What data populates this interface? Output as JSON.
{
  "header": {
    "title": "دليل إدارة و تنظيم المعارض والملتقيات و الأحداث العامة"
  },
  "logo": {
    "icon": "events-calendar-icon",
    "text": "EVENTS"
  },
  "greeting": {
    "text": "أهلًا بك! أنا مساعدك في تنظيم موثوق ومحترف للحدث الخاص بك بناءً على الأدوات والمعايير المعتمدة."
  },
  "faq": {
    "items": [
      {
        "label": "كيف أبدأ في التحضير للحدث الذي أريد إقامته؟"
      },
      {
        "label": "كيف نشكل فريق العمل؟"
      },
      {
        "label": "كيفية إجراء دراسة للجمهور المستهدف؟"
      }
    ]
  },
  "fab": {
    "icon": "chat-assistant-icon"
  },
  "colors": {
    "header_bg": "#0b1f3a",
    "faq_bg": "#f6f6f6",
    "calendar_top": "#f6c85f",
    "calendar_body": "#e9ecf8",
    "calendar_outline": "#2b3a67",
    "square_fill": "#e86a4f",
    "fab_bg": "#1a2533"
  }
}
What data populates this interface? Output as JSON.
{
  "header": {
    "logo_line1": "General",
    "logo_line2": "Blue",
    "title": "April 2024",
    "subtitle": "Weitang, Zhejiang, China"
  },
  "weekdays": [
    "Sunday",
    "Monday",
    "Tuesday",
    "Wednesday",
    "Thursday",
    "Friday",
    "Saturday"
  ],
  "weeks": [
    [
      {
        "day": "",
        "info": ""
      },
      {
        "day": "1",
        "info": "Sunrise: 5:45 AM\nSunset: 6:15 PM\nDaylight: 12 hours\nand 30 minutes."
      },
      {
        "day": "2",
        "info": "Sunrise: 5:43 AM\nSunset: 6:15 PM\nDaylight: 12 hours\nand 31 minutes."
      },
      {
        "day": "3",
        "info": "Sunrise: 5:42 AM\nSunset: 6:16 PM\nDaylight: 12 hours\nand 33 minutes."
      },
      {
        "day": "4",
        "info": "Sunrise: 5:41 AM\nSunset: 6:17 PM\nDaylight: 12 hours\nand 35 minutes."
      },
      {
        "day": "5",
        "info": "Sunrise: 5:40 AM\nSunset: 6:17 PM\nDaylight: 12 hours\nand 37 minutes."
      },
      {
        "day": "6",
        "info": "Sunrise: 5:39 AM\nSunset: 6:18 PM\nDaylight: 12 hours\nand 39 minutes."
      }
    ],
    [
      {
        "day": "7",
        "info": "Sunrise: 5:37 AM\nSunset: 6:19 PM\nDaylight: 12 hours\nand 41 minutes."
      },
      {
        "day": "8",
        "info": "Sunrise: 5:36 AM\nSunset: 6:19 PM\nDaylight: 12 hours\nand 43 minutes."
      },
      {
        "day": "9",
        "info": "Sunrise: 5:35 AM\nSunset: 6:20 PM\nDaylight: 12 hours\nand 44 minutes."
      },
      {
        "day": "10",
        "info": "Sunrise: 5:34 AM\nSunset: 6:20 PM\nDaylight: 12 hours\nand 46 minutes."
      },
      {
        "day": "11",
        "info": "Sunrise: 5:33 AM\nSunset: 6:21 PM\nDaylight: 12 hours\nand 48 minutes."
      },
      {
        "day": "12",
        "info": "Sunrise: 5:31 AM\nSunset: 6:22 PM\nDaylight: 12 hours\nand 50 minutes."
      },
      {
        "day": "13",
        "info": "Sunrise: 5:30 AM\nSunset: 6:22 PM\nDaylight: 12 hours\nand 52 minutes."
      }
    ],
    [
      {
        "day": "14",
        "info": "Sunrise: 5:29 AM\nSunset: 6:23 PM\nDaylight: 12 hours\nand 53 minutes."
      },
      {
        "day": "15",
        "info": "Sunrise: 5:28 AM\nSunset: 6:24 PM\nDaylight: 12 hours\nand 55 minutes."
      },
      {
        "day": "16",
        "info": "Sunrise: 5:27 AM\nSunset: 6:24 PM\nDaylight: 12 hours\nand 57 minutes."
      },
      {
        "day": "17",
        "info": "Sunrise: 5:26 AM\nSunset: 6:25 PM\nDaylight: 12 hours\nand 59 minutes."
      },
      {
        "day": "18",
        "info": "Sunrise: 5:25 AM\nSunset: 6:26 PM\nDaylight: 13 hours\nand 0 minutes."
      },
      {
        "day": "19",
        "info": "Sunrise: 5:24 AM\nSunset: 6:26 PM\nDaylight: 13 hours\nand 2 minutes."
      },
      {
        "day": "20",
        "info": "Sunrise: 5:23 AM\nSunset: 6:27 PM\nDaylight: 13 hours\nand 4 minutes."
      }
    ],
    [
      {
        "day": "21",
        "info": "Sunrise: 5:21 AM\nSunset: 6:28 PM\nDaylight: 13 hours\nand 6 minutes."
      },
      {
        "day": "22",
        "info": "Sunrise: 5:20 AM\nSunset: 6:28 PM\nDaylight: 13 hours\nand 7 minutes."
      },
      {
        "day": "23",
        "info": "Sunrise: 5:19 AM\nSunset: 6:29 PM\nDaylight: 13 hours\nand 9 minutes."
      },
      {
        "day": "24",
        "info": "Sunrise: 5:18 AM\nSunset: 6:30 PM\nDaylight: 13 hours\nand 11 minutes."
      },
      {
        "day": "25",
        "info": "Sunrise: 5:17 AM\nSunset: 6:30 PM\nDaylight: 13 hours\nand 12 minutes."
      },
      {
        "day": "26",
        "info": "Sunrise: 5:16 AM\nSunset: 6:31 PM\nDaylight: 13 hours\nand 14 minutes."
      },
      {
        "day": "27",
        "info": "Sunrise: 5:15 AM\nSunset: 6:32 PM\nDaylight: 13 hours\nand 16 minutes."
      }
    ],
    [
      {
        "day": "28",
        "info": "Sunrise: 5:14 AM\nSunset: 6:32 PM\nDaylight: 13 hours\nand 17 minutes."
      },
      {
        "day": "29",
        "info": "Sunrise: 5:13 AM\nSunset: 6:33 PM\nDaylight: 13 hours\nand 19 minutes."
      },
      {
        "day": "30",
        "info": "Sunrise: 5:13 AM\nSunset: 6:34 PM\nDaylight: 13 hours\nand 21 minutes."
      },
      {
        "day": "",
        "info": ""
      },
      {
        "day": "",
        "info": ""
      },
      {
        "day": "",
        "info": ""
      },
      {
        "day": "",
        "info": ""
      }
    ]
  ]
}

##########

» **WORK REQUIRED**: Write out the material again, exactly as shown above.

» **WRITTEN SOLUTION**:
What data populates this interface? Output as JSON.
{
  "header": {
    "title": "دليل إدارة و تنظيم المعارض والملتقيات و الأحداث العامة"
  },
  "logo": {
    "icon": "events-calendar-icon",
    "text": "EVENTS"
  },
  "greeting": {
    "text": "أهلًا بك! أنا مساعدك في تنظيم موثوق ومحترف للحدث الخاص بك بناءً على الأدوات والمعايير المعتمدة."
  },
  "faq": {
    "items": [
      {
        "label": "كيف أبدأ في التحضير للحدث الذي أريد إقامته؟"
      },
      {
        "label": "كيف نشكل فريق العمل؟"
      },
      {
        "label": "كيفية إجراء دراسة للجمهور المستهدف؟"
      }
    ]
  },
  "fab": {
    "icon": "chat-assistant-icon"
  },
  "colors": {
    "header_bg": "#0b1f3a",
    "faq_bg": "#f6f6f6",
    "calendar_top": "#f6c85f",
    "calendar_body": "#e9ecf8",
    "calendar_outline": "#2b3a67",
    "square_fill": "#e86a4f",
    "fab_bg": "#1a2533"
  }
}
What data populates this interface? Output as JSON.
{
  "header": {
    "logo_line1": "General",
    "logo_line2": "Blue",
    "title": "April 2024",
    "subtitle": "Weitang, Zhejiang, China"
  },
  "weekdays": [
    "Sunday",
    "Monday",
    "Tuesday",
    "Wednesday",
    "Thursday",
    "Friday",
    "Saturday"
  ],
  "weeks": [
    [
      {
        "day": "",
        "info": ""
      },
      {
        "day": "1",
        "info": "Sunrise: 5:45 AM\nSunset: 6:15 PM\nDaylight: 12 hours\nand 30 minutes."
      },
      {
        "day": "2",
        "info": "Sunrise: 5:43 AM\nSunset: 6:15 PM\nDaylight: 12 hours\nand 31 minutes."
      },
      {
        "day": "3",
        "info": "Sunrise: 5:42 AM\nSunset: 6:16 PM\nDaylight: 12 hours\nand 33 minutes."
      },
      {
        "day": "4",
        "info": "Sunrise: 5:41 AM\nSunset: 6:17 PM\nDaylight: 12 hours\nand 35 minutes."
      },
      {
        "day": "5",
        "info": "Sunrise: 5:40 AM\nSunset: 6:17 PM\nDaylight: 12 hours\nand 37 minutes."
      },
      {
        "day": "6",
        "info": "Sunrise: 5:39 AM\nSunset: 6:18 PM\nDaylight: 12 hours\nand 39 minutes."
      }
    ],
    [
      {
        "day": "7",
        "info": "Sunrise: 5:37 AM\nSunset: 6:19 PM\nDaylight: 12 hours\nand 41 minutes."
      },
      {
        "day": "8",
        "info": "Sunrise: 5:36 AM\nSunset: 6:19 PM\nDaylight: 12 hours\nand 43 minutes."
      },
      {
        "day": "9",
        "info": "Sunrise: 5:35 AM\nSunset: 6:20 PM\nDaylight: 12 hours\nand 44 minutes."
      },
      {
        "day": "10",
        "info": "Sunrise: 5:34 AM\nSunset: 6:20 PM\nDaylight: 12 hours\nand 46 minutes."
      },
      {
        "day": "11",
        "info": "Sunrise: 5:33 AM\nSunset: 6:21 PM\nDaylight: 12 hours\nand 48 minutes."
      },
      {
        "day": "12",
        "info": "Sunrise: 5:31 AM\nSunset: 6:22 PM\nDaylight: 12 hours\nand 50 minutes."
      },
      {
        "day": "13",
        "info": "Sunrise: 5:30 AM\nSunset: 6:22 PM\nDaylight: 12 hours\nand 52 minutes."
      }
    ],
    [
      {
        "day": "14",
        "info": "Sunrise: 5:29 AM\nSunset: 6:23 PM\nDaylight: 12 hours\nand 53 minutes."
      },
      {
        "day": "15",
        "info": "Sunrise: 5:28 AM\nSunset: 6:24 PM\nDaylight: 12 hours\nand 55 minutes."
      },
      {
        "day": "16",
        "info": "Sunrise: 5:27 AM\nSunset: 6:24 PM\nDaylight: 12 hours\nand 57 minutes."
      },
      {
        "day": "17",
        "info": "Sunrise: 5:26 AM\nSunset: 6:25 PM\nDaylight: 12 hours\nand 59 minutes."
      },
      {
        "day": "18",
        "info": "Sunrise: 5:25 AM\nSunset: 6:26 PM\nDaylight: 13 hours\nand 0 minutes."
      },
      {
        "day": "19",
        "info": "Sunrise: 5:24 AM\nSunset: 6:26 PM\nDaylight: 13 hours\nand 2 minutes."
      },
      {
        "day": "20",
        "info": "Sunrise: 5:23 AM\nSunset: 6:27 PM\nDaylight: 13 hours\nand 4 minutes."
      }
    ],
    [
      {
        "day": "21",
        "info": "Sunrise: 5:21 AM\nSunset: 6:28 PM\nDaylight: 13 hours\nand 6 minutes."
      },
      {
        "day": "22",
        "info": "Sunrise: 5:20 AM\nSunset: 6:28 PM\nDaylight: 13 hours\nand 7 minutes."
      },
      {
        "day": "23",
        "info": "Sunrise: 5:19 AM\nSunset: 6:29 PM\nDaylight: 13 hours\nand 9 minutes."
      },
      {
        "day": "24",
        "info": "Sunrise: 5:18 AM\nSunset: 6:30 PM\nDaylight: 13 hours\nand 11 minutes."
      },
      {
        "day": "25",
        "info": "Sunrise: 5:17 AM\nSunset: 6:30 PM\nDaylight: 13 hours\nand 12 minutes."
      },
      {
        "day": "26",
        "info": "Sunrise: 5:16 AM\nSunset: 6:31 PM\nDaylight: 13 hours\nand 14 minutes."
      },
      {
        "day": "27",
        "info": "Sunrise: 5:15 AM\nSunset: 6:32 PM\nDaylight: 13 hours\nand 16 minutes."
      }
    ],
    [
      {
        "day": "28",
        "info": "Sunrise: 5:14 AM\nSunset: 6:32 PM\nDaylight: 13 hours\nand 17 minutes."
      },
      {
        "day": "29",
        "info": "Sunrise: 5:13 AM\nSunset: 6:33 PM\nDaylight: 13 hours\nand 19 minutes."
      },
      {
        "day": "30",
        "info": "Sunrise: 5:13 AM\nSunset: 6:34 PM\nDaylight: 13 hours\nand 21 minutes."
      },
      {
        "day": "",
        "info": ""
      },
      {
        "day": "",
        "info": ""
      },
      {
        "day": "",
        "info": ""
      },
      {
        "day": "",
        "info": ""
      }
    ]
  ]
}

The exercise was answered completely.